Rocannon’s World (1966)
by Ursula K Le Guin,
in Worlds of Exile and Illusion.
Orb Books 1996
“I ride with Olhor, who seeks to hear his enemy’s voice, who has traveled through the great dark, who has seen the World hang like a blue jewel in the darkness.”
— Chapter VII
An ethnologist from the League of All Worlds is studying one of the hominid species on an unnamed planet, formally known as Fomalhaut II, when his returning team are killed by a bomb. It appears that the League’s opponents, the inhabitants of the planet Faraday, have established a secret base on this uncharted world from which to launch a preemptive strike against the League. This is the major inciting incident that propels the novel forward.
But before this scenario establishes that we are in science fiction territory a prologue (based on a short story from 1964) places us firmly in a fantasy setting with an account of an heirloom being retrieved from underground troglodytes: we are introduced to a pseudo-medieval society, living in castles, mounted on flying steeds, treating with elvish and dwarvish beings, and a heroine who visits and journeys from a subterranean kingdom, only to return home to find everyone she knew has either died or grown old.
The author’s first published novel, Rocannon’s World was also the first title set in the author’s Hainish universe; as a work we could justifiably term a science fantasy it lays out many of Le Guin’s principal concerns — balanced and sustainable living, environmentalism, psychology and anthropology, morality, human imagination, and much more — all contained within a rarely predictable narrative framework.
That meld of SF and fantasy is inherent in Semley’s necklace, its centrepiece blue jewel in the darkness symbolic of a planet circling Fomalhaut (the latter is a star named from the Arabic for ‘mouth of the whale’). In the 21st century an exoplanet Fomalhaut b was actually imaged and officially named Dagon, after a Mesopotamian god, a neat instance of nature imitating art, except that Le Guin’s planet is called Rocannon’s World.
The novel’s prologue, presented as an ethnological description of a localised legend, creates expectations of a heroic fantasy to follow, and to some extent that’s met: there is an epic quest across arduous landscapes from castle to castle, partly accomplished astride gryphon-like steeds; there is miscommunication but there’s also telepathy; there are sword-fights and betrayals, along with a safe haven and a hermit. But science fiction elements bookend the novel, features such as ships as fast as light and so-called ansibles, the latter the instanteous communication devices which make their first ever appearance in literature here.
As was to become a Le Guin characteristic, the focus in this early work is on individuals. The protagonist, the Hainish ethnologist Rocannon, provides our main interest, and he proves to be principled and idealistic: following early disasters the League of All Worlds has produced its own version of the Prime Directive — the prohibition against interfering in alien cultural and technological development which Star Trek introduced contemporaneously with this novel — and Rocannon takes it very seriously. While Rocannon’s World may seem to present as a revenge tragedy, the ethnologist is concerned that the blight which has visited the planet doesn’t put other planets in jeopardy, despite the desperate measures he will have to take, and so the novel plays out more as a quest.

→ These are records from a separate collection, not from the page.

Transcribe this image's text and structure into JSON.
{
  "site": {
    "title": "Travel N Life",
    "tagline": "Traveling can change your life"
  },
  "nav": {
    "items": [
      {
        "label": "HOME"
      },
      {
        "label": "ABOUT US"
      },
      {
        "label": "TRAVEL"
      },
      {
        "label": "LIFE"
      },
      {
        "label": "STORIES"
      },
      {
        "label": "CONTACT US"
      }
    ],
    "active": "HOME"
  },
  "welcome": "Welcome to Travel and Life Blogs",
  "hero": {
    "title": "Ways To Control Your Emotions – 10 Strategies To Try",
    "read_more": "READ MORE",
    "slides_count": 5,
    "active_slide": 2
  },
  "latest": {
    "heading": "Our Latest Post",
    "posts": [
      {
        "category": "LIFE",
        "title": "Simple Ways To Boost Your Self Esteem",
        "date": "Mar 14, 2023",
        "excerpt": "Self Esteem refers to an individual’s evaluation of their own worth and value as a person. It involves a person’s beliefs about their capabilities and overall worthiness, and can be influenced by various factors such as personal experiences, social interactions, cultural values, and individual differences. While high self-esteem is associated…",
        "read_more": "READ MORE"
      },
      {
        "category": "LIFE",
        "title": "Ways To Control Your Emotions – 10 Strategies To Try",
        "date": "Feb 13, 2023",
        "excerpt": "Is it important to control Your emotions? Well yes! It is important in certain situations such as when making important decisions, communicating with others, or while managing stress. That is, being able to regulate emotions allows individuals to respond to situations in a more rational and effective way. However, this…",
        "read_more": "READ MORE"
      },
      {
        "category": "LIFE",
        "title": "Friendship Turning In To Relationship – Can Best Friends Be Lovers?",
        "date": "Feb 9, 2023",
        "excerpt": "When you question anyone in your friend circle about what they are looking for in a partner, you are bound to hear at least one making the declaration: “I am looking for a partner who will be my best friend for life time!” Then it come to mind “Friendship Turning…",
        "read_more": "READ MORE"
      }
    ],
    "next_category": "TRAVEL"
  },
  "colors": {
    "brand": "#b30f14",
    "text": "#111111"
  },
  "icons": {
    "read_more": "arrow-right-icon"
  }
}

But we are also impressed by Rocannon’s companions, whether the lordly Mogien, the loyal Yahan, the fey Kyo; nor must we forget the stately Lady Semley and the gracious Lady Ganye. Le Guin’s determination to steer away from racial stereotyping gives us portrayals of dark- as well as light-skinned humanoids, some taller, some shorter than Rocannon; and even Rocannon is Hainish and not from Earth at all. The Faradayans are Other, and never closely described. The less said about the Winged Ones, however, the better: they are the beings that haunted me for ages after I first read this novel a dozen or so years ago, and they may affect you adversely too.
Let me finish with some reflections on this work as a product of its time. There are occasional flashes of one of the author’s first and constant loves, poetry, in the mock medieval language and the descriptions of nature, but they often sit uncomfortably with the conventions of hard SF which largely held sway until the sixties. At times the novel reminded me of Edgar Rice Burroughs’ non-Tarzan novels: these planetary romances had a Hollow Earth or a Martian setting rather than distant worlds but nevertheless usually featured a valiant loner combatting a mix of aboriginal inhabitants, alien creatures and villainous humans with a combination of modern technology and survivalist skills — much as in Rocannon’s World. But Le Guin far surpassed Burroughs as a writer.
For me, however, mostly the novel held pre-echoes of Le Guin’s breakthrough novel, The Wizard of Earthsea. Here is another male protagonist adjusting to changed circumstances, learning new skills, and having to face up to a personal shadow after undertaking an arduous journey. But then this is the story of each one of us, is it not?
“If it is not, what is?”
— Chapter IX
Another read for #SciFiMonth